    • 4.6 million pounds of steel (2,300 tons)
    • 4 slide gate weirs: 10 feet, 6 inches tall by 6 feet wide

The SECU Memorial Walkway

  • Under construction simultaneously, the SECU Memorial Walkway is a half-mile long, 10-foot-wide timber walkway surrounding the Battleship.
  • The SECU Memorial Walkway is above the water line but below the main deck of the Battleship. It enables visitors to see the ship’s entire hull for the first time.
  • The SECU Memorial Walkway includes five bump-out areas to honor each of the five branches of the military: Army, Navy, Marine Corps, Air Force and Coast Guard. The Merchant Marines will be honored by flying their flag on the quarterdeck.
  • The SECU Memorial Walkway is open to the public and free of charge.

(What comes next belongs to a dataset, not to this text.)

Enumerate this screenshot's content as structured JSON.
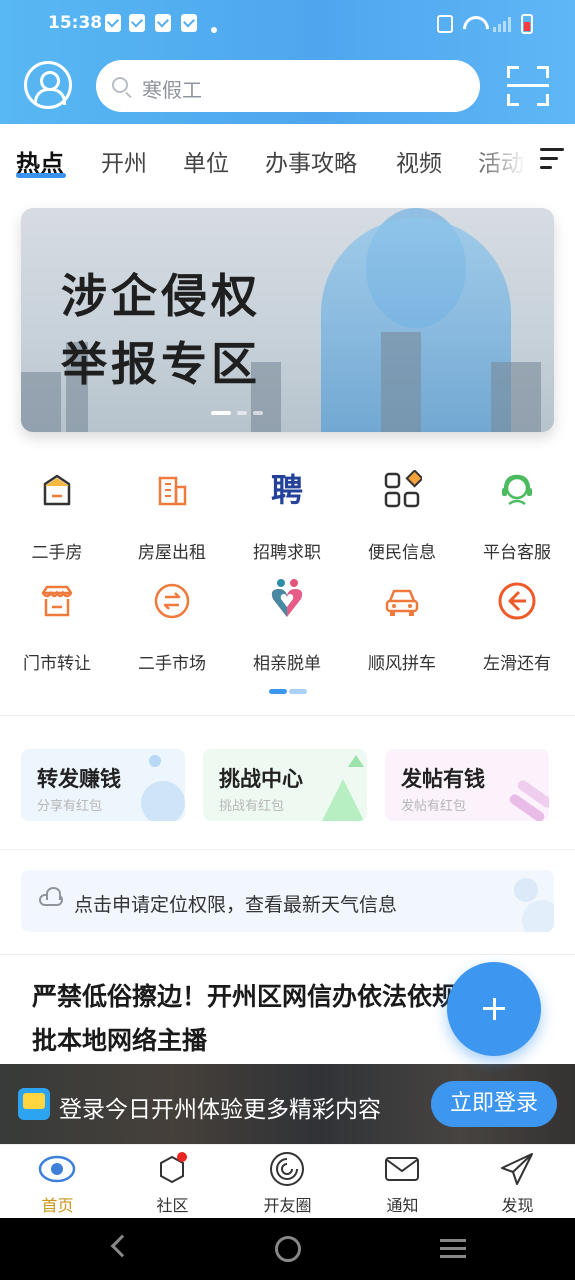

Q: When the water and muck is pumped away from the ship, how will they shore the Battleship to keep her from listing? 

A: The ship is settled in approximately 25 feet of mud. The cofferdam allows us to access the portions of the hull (about a 10-foot band we call the “wind/water line”) that need to be replaced, but we will not remove all the water and mud from around the entire ship at one time. Enough water and mud will remain to ensure the stability of the Battleship, similar to what was done on the USS ALABAMA. The condition around the ship when we drain the water will be similar to what we experience at low tide. We will simply have more control over the amount of water around the ship while we replace steel.

Q: Are you driving sheet steel into the muck?

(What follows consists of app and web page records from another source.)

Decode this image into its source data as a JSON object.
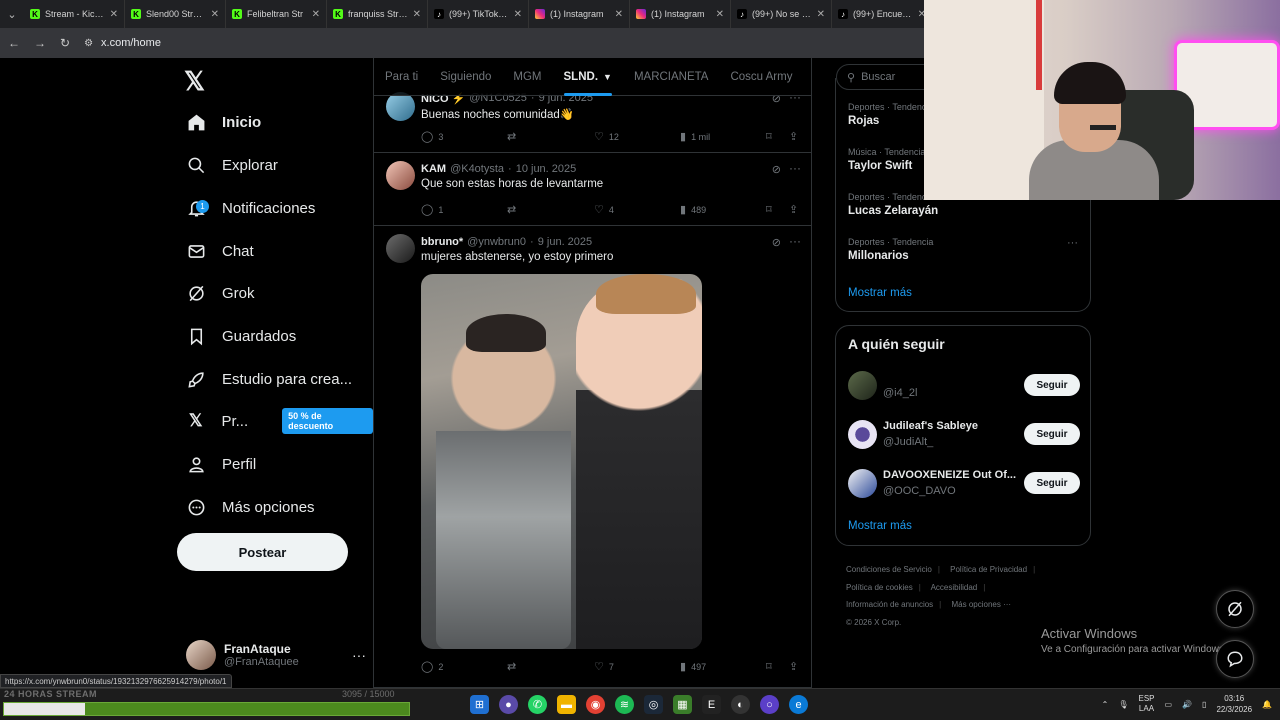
{
  "browser": {
    "tabs": [
      {
        "title": "Stream - Kick D",
        "icon": "kick-icon"
      },
      {
        "title": "Slend00 Stream",
        "icon": "kick-icon"
      },
      {
        "title": "Felibeltran Str",
        "icon": "kick-icon"
      },
      {
        "title": "franquiss Strea",
        "icon": "kick-icon"
      },
      {
        "title": "(99+) TikTok - N",
        "icon": "tiktok-icon"
      },
      {
        "title": "(1) Instagram",
        "icon": "instagram-icon"
      },
      {
        "title": "(1) Instagram",
        "icon": "instagram-icon"
      },
      {
        "title": "(99+) No se lo c",
        "icon": "tiktok-icon"
      },
      {
        "title": "(99+) Encuentr",
        "icon": "tiktok-icon"
      }
    ],
    "url": "x.com/home",
    "status_url": "https://x.com/ynwbrun0/status/1932132976625914279/photo/1"
  },
  "nav": {
    "items": [
      {
        "label": "Inicio",
        "icon": "home-icon"
      },
      {
        "label": "Explorar",
        "icon": "search-icon"
      },
      {
        "label": "Notificaciones",
        "icon": "bell-icon",
        "badge": "1"
      },
      {
        "label": "Chat",
        "icon": "mail-icon"
      },
      {
        "label": "Grok",
        "icon": "grok-icon"
      },
      {
        "label": "Guardados",
        "icon": "bookmark-icon"
      },
      {
        "label": "Estudio para crea...",
        "icon": "rocket-icon"
      },
      {
        "label": "Pr...",
        "icon": "x-premium-icon",
        "badge_text": "50 % de descuento"
      },
      {
        "label": "Perfil",
        "icon": "person-icon"
      },
      {
        "label": "Más opciones",
        "icon": "more-circle-icon"
      }
    ],
    "post_button": "Postear",
    "profile": {
      "name": "FranAtaque",
      "handle": "@FranAtaquee"
    }
  },
  "feed": {
    "tabs": [
      "Para ti",
      "Siguiendo",
      "MGM",
      "SLND.",
      "MARCIANETA",
      "Coscu Army"
    ],
    "active_tab": "SLND.",
    "posts": [
      {
        "name": "NICO ⚡",
        "handle": "@N1C0525",
        "date": "9 jun. 2025",
        "text": "Buenas noches comunidad👋",
        "replies": "3",
        "likes": "12",
        "views": "1 mil"
      },
      {
        "name": "KAM",
        "handle": "@K4otysta",
        "date": "10 jun. 2025",
        "text": "Que son estas horas de levantarme",
        "replies": "1",
        "likes": "4",
        "views": "489"
      },
      {
        "name": "bbruno*",
        "handle": "@ynwbrun0",
        "date": "9 jun. 2025",
        "text": "mujeres abstenerse, yo estoy primero",
        "replies": "2",
        "likes": "7",
        "views": "497"
      }
    ]
  },
  "sidebar": {
    "search_placeholder": "Buscar",
    "trends": [
      {
        "meta": "Deportes · Tendencia",
        "name": "Rojas"
      },
      {
        "meta": "Música · Tendencia",
        "name": "Taylor Swift"
      },
      {
        "meta": "Deportes · Tendencia",
        "name": "Lucas Zelarayán"
      },
      {
        "meta": "Deportes · Tendencia",
        "name": "Millonarios"
      }
    ],
    "show_more": "Mostrar más",
    "who_to_follow": {
      "title": "A quién seguir",
      "users": [
        {
          "name": "",
          "handle": "@i4_2l"
        },
        {
          "name": "Judileaf's Sableye",
          "handle": "@JudiAlt_"
        },
        {
          "name": "DAVOOXENEIZE Out Of...",
          "handle": "@OOC_DAVO"
        }
      ],
      "follow_label": "Seguir",
      "show_more": "Mostrar más"
    },
    "footer": {
      "links": [
        "Condiciones de Servicio",
        "Política de Privacidad",
        "Política de cookies",
        "Accesibilidad",
        "Información de anuncios",
        "Más opciones ···"
      ],
      "copyright": "© 2026 X Corp."
    }
  },
  "windows": {
    "activate_title": "Activar Windows",
    "activate_sub": "Ve a Configuración para activar Windows",
    "lang1": "ESP",
    "lang2": "LAA",
    "time": "03:16",
    "date": "22/3/2026"
  },
  "stream_overlay": {
    "label": "24 HORAS STREAM",
    "count": "3095 / 15000",
    "progress": 0.2
  },
  "colors": {
    "accent": "#1d9bf0",
    "background": "#000000",
    "muted": "#71767b"
  }
}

A: Yes. The steel sheet piles, steel “H” piles, and timber piles for the walkway are all being driven into the mud and limestone layer that exists about 42-50 feet below the ship. Engineers have carefully calculated the specific depth of each pile to ensure the cofferdam and walkway are able to withstand the various pressures on all sides during all tidal conditions and those we will create during maintenance periods. We’ve conducted several geo-technical studies, as well as a test pile analysis, to confirm the subsurface conditions and holding strength of the mud and limestone.

Example of a slide gate weir

Q: With construction of the cofferdam are there provisions being made to be able to get the Ship out of the cofferdam and into the river if necessary? Such as locks or doors on the end of the cofferdam?

A: Unfortunately, the Battleship’s condition prevents her from leaving her berth; however, the cofferdam will be equipped with 4 slide gate weirs that will open and close so that water can be pumped in and back out of the inner area.


Q: What will happen to the portion of the hull that is in the mud? Does the mud protect it from corrosion or will that eventually need to be excavated to make repairs?

A: The ship is settled in approximately 25 feet of mud. The portion of the hull that is in the mud has been largely protected from corrosion by lack of exposure to the elements. The cofferdam will allow us to access the portions of the hull (about a 10-foot band we call the “wind/water line”) that have been exposed to the elements for nearly 60 years!